Gov. Gretchen Whitmer addressed the State of Michigan after a plan to kidnap her and other Michigan government officials was thwarted by state and federal law enforcement agencies. She started by saying thank you to law enforcement and FBI agents who participated in stopping this [...]
by Tara Cavanaugh
Brandon Dowdy is a 17-year-old graduate from Detroit City High. He participates in the Ruth Ellis Center’s Out and Up Front Leadership Academy, and he has testified before state lawmakers for enumerated anti-bullying legislation. He has also testified before the Detroit Public Schools board in favor of an anti-bullying policy. He aspires to get his Ph.D in psychology.
1. Tell us about testifying in the state legislature. What did you testify for?
For an enumerated bullying policy. It was a good experience, but it was kind of nerve wracking at the same time. When I talked to the state representatives, I felt like I was a little person going up against all of these powerful people. At first I thought they wouldn’t listen to what I had to say, or they wouldn’t give me the time of day. But a few of them actually listened. I even made this one lady cry. Just hearing my story about how I was bullied in school.
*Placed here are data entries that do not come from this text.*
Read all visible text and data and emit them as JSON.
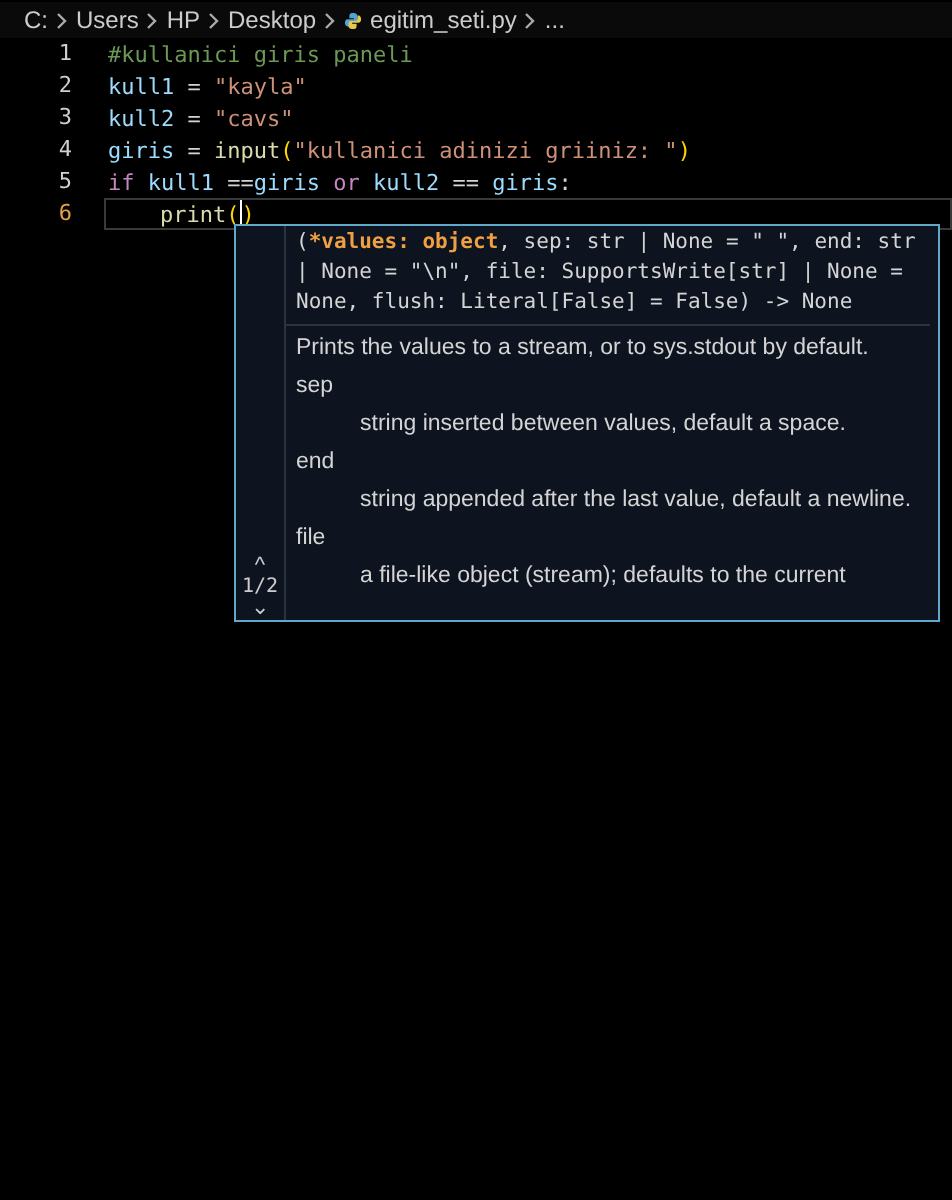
{
  "breadcrumb": [
    {
      "label": "C:",
      "kind": "text"
    },
    {
      "label": "Users",
      "kind": "text"
    },
    {
      "label": "HP",
      "kind": "text"
    },
    {
      "label": "Desktop",
      "kind": "text"
    },
    {
      "label": "egitim_seti.py",
      "kind": "file"
    },
    {
      "label": "...",
      "kind": "text"
    }
  ],
  "editor": {
    "lines": [
      {
        "number": "1",
        "current": false,
        "tokens": [
          {
            "text": "#kullanici giris paneli",
            "kind": "comment"
          }
        ]
      },
      {
        "number": "2",
        "current": false,
        "tokens": [
          {
            "text": "kull1",
            "kind": "variable"
          },
          {
            "text": " = ",
            "kind": "operator"
          },
          {
            "text": "\"kayla\"",
            "kind": "string"
          }
        ]
      },
      {
        "number": "3",
        "current": false,
        "tokens": [
          {
            "text": "kull2",
            "kind": "variable"
          },
          {
            "text": " = ",
            "kind": "operator"
          },
          {
            "text": "\"cavs\"",
            "kind": "string"
          }
        ]
      },
      {
        "number": "4",
        "current": false,
        "tokens": [
          {
            "text": "giris",
            "kind": "variable"
          },
          {
            "text": " = ",
            "kind": "operator"
          },
          {
            "text": "input",
            "kind": "function"
          },
          {
            "text": "(",
            "kind": "bracket"
          },
          {
            "text": "\"kullanici adinizi griiniz: \"",
            "kind": "string"
          },
          {
            "text": ")",
            "kind": "bracket"
          }
        ]
      },
      {
        "number": "5",
        "current": false,
        "tokens": [
          {
            "text": "if",
            "kind": "keyword"
          },
          {
            "text": " kull1",
            "kind": "variable"
          },
          {
            "text": " ==",
            "kind": "operator"
          },
          {
            "text": "giris",
            "kind": "variable"
          },
          {
            "text": " or",
            "kind": "keyword"
          },
          {
            "text": " kull2",
            "kind": "variable"
          },
          {
            "text": " == ",
            "kind": "operator"
          },
          {
            "text": "giris",
            "kind": "variable"
          },
          {
            "text": ":",
            "kind": "operator"
          }
        ]
      },
      {
        "number": "6",
        "current": true,
        "indented": true,
        "tokens": [
          {
            "text": "print",
            "kind": "function"
          },
          {
            "text": "(",
            "kind": "bracket"
          },
          {
            "text": ")",
            "kind": "bracket",
            "cursor_before": true
          }
        ]
      }
    ]
  },
  "signature_help": {
    "signature": [
      {
        "text": "(",
        "active": false
      },
      {
        "text": "*values: object",
        "active": true
      },
      {
        "text": ", sep: str | None = \" \", end: str | None = \"\\n\", file: SupportsWrite[str] | None = None, flush: Literal[False] = False) -> None",
        "active": false
      }
    ],
    "docs": [
      {
        "text": "Prints the values to a stream, or to sys.stdout by default.",
        "kind": "text"
      },
      {
        "text": "sep",
        "kind": "term"
      },
      {
        "text": "string inserted between values, default a space.",
        "kind": "desc"
      },
      {
        "text": "end",
        "kind": "term"
      },
      {
        "text": "string appended after the last value, default a newline.",
        "kind": "desc"
      },
      {
        "text": "file",
        "kind": "term"
      },
      {
        "text": "a file-like object (stream); defaults to the current",
        "kind": "desc"
      }
    ],
    "up_arrow": "^",
    "page": "1/2",
    "down_arrow": "⌄"
  }
}
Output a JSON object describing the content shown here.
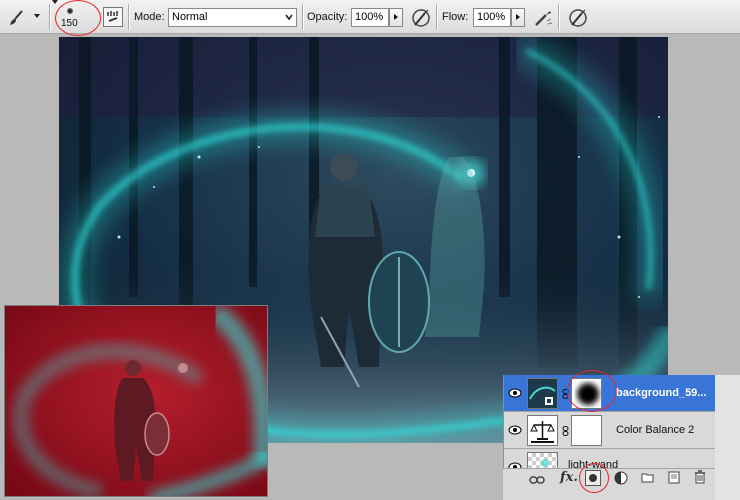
{
  "options_bar": {
    "brush_size": "150",
    "mode_label": "Mode:",
    "mode_value": "Normal",
    "opacity_label": "Opacity:",
    "opacity_value": "100%",
    "flow_label": "Flow:",
    "flow_value": "100%"
  },
  "layers": [
    {
      "name": "background_59...",
      "active": true
    },
    {
      "name": "Color Balance 2",
      "active": false
    },
    {
      "name": "light-wand",
      "active": false
    }
  ],
  "layers_footer": {
    "fx": "fx."
  },
  "colors": {
    "highlight": "#3875d7",
    "annotation": "#e8262a",
    "mask_red": "#8a0d19",
    "glow": "#2ee6e0"
  }
}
2. Did you felt like you got through to them?
I did. I felt like I touched a couple of them, got through to them, helped change their minds in the decision that they were going to make, to put in the enumerated policy with more detail. I think I accomplished something.
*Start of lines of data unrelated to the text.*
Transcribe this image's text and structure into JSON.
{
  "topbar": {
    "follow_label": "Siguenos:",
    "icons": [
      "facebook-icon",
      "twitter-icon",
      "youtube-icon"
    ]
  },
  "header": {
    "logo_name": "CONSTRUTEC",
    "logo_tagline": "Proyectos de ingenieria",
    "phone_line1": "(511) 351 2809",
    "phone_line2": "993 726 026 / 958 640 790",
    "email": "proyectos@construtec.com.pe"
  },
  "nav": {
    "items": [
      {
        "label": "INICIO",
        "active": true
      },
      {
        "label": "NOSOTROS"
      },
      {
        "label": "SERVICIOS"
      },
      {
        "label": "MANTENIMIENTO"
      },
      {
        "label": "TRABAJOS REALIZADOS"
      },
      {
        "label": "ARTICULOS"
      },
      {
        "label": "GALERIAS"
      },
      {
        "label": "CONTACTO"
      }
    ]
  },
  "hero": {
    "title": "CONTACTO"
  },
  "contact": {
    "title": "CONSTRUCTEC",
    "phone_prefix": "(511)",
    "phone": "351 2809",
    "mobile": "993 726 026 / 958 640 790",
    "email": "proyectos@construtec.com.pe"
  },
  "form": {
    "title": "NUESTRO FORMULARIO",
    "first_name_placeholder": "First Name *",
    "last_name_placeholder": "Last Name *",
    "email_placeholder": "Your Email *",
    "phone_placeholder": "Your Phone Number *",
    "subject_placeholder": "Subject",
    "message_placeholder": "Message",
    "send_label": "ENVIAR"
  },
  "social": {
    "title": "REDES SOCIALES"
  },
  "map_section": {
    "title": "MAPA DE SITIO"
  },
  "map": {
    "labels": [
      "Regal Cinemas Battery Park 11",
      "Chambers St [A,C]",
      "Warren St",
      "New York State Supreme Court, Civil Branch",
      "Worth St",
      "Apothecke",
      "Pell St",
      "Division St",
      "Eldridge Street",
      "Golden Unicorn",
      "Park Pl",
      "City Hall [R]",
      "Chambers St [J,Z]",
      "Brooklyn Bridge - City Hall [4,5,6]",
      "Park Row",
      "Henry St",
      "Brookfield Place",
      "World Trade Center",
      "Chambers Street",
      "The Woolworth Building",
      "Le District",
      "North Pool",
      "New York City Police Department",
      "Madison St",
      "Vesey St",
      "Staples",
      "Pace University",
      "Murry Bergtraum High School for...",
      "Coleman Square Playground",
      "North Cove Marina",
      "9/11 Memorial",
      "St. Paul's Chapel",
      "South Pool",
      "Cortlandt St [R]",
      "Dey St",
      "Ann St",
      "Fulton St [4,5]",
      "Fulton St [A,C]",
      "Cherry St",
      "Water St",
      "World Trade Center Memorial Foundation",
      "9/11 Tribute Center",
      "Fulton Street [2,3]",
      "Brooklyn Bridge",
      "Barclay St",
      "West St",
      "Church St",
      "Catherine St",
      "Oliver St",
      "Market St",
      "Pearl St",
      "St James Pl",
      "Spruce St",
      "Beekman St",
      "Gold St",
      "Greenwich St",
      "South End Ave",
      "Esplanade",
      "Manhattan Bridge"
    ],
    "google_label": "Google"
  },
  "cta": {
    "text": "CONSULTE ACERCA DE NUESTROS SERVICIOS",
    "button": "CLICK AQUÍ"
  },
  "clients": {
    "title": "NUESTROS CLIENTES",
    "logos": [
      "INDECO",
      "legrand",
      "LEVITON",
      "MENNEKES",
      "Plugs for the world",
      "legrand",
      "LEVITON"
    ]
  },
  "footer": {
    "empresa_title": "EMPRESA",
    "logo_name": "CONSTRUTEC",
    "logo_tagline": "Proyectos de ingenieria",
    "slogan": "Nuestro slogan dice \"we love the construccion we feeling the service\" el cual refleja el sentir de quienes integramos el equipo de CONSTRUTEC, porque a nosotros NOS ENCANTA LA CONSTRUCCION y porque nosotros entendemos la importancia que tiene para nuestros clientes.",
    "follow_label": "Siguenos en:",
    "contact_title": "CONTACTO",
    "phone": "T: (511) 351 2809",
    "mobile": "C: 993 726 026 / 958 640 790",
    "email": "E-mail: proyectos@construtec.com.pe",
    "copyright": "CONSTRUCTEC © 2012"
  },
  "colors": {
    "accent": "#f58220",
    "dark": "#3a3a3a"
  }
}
3. What did you tell them about yourself?
I told them my life through elementary, middle school and high school. The whole bullying thing, harassment about my sexual orientation, things like that.
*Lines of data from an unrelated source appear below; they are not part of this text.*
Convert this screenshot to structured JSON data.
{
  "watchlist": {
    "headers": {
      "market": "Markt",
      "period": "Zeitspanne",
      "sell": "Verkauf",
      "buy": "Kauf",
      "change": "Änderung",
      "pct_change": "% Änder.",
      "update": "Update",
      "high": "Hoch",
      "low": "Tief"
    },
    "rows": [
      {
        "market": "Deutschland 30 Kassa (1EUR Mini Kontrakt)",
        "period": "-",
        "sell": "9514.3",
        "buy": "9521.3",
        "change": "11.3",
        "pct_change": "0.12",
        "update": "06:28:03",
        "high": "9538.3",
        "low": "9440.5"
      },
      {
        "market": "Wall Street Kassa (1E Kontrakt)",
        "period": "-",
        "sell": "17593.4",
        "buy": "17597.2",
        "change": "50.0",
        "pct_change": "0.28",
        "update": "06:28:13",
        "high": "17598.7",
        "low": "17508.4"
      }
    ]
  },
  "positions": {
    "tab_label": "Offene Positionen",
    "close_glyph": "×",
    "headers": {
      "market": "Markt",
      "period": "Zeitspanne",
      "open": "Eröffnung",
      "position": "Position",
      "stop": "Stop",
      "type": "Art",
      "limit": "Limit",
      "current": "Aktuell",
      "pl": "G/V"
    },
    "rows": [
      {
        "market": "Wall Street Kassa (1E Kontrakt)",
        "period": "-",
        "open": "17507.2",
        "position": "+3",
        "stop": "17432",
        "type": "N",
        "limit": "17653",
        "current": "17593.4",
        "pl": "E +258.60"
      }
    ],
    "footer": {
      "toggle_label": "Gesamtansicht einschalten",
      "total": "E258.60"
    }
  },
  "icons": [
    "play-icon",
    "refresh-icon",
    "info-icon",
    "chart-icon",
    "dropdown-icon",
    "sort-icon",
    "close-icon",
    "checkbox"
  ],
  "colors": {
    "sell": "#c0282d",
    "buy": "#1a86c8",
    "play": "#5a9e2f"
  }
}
4. Can you tell us about the Out and Up Front Leadership Academy?
It’s a group of four of us who all are taking a stand to people in our community to make a difference and to make our community safer and more of a helpful unit. We all were a part of changing the bullying policy in the public schools. We came up with new words to put in it. We also did workshops with other people, other organizations, teaching them things about how to handle certain situations.
5. You sound like a leader. Why is that?
I don’t really know. I’ve always been a person who stands up for myself and for other people. And I can’t just walk by and let somebody be in distress and not do anything about it. If I can help I always will try to. For the issues that have been going on in the whole school system and the community, period, it’s like OK. If I want this to change, somebody is going to have to take a stand and do something.